**Directions for this task**
Each line below that includes the word "JSON" is to be reported.

**Data to use**
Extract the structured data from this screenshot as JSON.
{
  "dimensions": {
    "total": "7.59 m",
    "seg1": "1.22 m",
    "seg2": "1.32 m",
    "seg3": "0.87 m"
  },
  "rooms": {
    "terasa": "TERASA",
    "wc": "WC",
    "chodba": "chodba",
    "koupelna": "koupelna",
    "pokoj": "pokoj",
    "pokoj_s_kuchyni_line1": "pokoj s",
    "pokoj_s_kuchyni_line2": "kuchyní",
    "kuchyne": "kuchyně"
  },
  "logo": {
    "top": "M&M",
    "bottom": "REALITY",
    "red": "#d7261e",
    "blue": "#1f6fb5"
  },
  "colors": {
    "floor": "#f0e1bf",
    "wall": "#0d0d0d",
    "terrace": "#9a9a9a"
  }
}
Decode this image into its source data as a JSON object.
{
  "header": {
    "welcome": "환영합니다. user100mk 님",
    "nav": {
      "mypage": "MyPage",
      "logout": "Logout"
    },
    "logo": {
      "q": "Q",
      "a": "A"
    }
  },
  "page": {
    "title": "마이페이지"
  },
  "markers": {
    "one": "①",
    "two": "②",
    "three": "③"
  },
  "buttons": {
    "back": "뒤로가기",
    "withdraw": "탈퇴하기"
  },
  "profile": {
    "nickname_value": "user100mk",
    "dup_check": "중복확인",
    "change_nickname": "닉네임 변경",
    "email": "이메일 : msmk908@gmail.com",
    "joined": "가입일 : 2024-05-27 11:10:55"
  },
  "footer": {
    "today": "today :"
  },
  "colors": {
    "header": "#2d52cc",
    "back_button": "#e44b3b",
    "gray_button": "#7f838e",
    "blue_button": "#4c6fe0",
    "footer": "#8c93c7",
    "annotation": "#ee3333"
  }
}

**Task solution**
Extract the structured data from this screenshot as JSON.
Decode this image into its source data as a JSON object.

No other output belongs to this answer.